# Goal of the exercise
Work through the data below and copy out every line where "price" is found.

# Data records
•••••

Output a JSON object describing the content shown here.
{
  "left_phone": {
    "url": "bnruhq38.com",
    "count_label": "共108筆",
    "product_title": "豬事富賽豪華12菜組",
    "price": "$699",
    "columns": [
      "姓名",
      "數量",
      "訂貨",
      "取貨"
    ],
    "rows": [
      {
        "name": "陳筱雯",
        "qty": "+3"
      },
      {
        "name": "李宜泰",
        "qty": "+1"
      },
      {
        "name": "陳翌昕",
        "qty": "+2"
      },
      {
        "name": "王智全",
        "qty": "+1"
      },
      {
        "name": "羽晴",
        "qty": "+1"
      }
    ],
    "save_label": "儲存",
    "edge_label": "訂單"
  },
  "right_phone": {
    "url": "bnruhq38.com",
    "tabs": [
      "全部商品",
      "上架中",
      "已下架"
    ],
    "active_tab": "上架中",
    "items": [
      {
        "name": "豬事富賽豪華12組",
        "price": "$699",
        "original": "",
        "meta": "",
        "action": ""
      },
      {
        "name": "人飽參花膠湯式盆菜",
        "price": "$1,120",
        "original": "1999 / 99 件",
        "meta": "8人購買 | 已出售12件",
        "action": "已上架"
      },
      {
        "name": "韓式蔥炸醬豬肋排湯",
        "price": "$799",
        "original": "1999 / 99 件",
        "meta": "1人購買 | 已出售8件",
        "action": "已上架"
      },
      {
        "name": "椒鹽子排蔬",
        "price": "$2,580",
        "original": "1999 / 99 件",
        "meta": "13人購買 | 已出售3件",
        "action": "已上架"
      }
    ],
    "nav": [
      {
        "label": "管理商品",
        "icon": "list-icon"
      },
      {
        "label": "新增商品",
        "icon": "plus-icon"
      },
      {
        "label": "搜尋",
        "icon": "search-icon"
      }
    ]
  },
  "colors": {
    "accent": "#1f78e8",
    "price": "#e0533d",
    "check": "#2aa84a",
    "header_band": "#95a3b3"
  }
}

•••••

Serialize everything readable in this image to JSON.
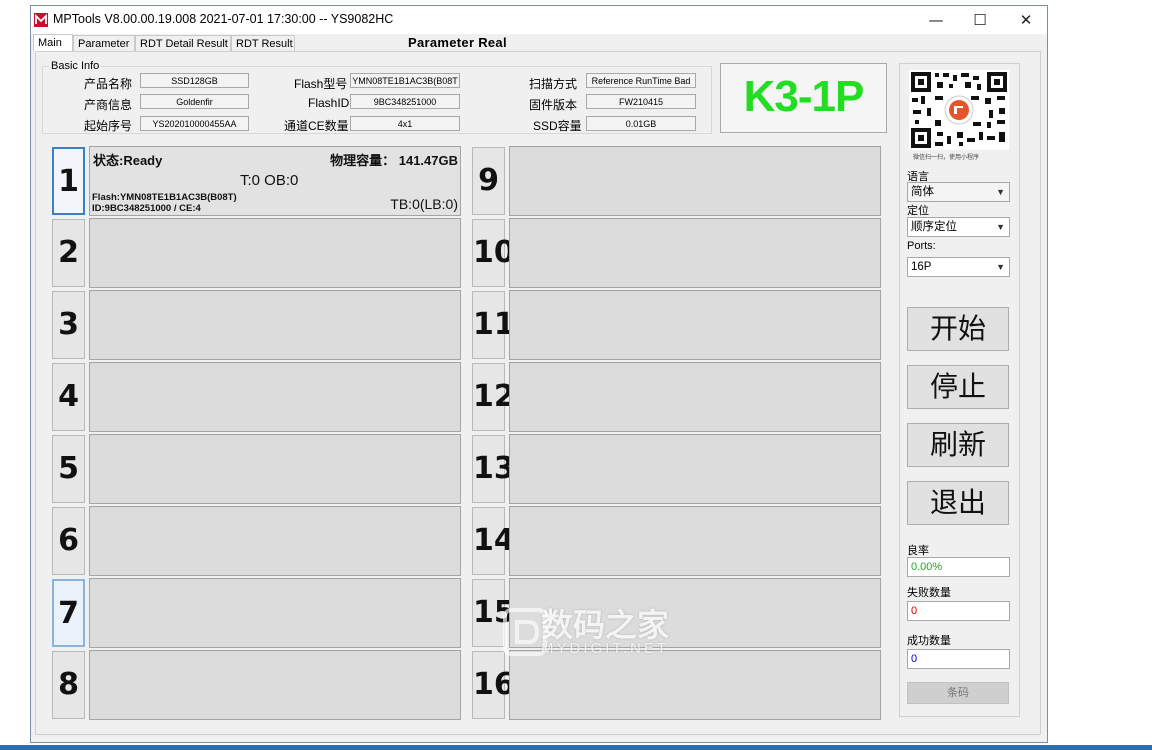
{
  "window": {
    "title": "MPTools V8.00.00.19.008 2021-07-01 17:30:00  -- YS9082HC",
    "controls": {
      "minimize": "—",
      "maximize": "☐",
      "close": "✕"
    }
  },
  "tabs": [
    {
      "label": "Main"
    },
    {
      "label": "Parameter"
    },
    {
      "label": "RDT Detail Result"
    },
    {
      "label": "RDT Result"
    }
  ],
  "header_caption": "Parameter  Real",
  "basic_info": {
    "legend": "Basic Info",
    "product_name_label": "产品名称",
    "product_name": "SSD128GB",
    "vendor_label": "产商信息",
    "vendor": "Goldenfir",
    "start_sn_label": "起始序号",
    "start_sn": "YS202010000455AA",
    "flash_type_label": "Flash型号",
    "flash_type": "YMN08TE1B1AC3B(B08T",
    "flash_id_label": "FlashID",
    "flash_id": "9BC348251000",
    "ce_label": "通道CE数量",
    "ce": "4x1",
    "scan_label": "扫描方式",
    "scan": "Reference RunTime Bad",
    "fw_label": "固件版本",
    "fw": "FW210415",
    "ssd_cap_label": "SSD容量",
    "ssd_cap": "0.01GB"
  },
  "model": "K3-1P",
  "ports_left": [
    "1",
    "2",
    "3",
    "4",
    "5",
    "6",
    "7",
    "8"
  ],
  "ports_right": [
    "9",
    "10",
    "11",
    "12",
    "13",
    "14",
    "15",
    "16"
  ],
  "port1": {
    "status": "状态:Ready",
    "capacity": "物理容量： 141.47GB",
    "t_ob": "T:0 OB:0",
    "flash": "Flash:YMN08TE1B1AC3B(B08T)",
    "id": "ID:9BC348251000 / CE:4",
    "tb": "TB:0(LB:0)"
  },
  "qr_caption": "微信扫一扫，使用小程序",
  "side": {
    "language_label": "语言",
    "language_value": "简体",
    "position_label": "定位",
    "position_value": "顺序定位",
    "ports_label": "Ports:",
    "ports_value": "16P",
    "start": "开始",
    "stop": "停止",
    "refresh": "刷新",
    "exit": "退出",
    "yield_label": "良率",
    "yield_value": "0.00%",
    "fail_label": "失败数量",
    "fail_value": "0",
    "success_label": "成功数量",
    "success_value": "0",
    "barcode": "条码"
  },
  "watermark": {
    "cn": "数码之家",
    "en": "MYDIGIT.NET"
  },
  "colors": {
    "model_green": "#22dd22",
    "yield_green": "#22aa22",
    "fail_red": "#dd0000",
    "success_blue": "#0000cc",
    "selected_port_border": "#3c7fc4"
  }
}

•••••

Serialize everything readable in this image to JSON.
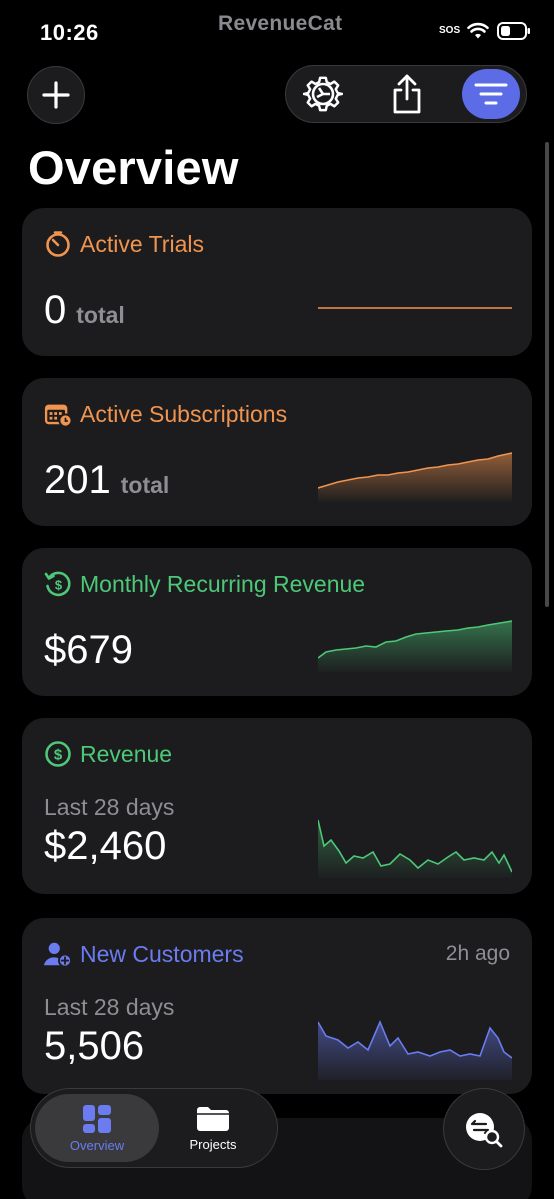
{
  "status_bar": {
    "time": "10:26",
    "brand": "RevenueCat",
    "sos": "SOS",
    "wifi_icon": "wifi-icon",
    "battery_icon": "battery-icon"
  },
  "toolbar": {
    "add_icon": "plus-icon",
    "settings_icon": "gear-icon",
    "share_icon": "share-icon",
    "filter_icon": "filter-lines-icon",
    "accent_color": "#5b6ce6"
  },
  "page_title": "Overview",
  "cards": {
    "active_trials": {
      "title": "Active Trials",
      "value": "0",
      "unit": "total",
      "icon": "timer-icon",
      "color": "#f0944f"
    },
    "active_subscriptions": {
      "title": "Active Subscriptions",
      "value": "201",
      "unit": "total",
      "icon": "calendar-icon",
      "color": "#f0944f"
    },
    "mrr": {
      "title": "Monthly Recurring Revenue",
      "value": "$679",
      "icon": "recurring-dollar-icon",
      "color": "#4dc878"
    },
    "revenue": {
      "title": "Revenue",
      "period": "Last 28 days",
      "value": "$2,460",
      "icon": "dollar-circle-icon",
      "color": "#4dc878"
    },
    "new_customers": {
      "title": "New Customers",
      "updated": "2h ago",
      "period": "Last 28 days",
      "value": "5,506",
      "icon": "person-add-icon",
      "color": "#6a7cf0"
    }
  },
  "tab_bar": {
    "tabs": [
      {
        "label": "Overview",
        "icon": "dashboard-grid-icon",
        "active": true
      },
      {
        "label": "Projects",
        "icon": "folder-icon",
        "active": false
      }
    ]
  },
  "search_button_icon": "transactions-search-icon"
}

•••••

# Written response
    "price": "$699",
        "price": "$699",
        "price": "$1,120",
        "price": "$799",
        "price": "$2,580",
    "price": "#e0533d",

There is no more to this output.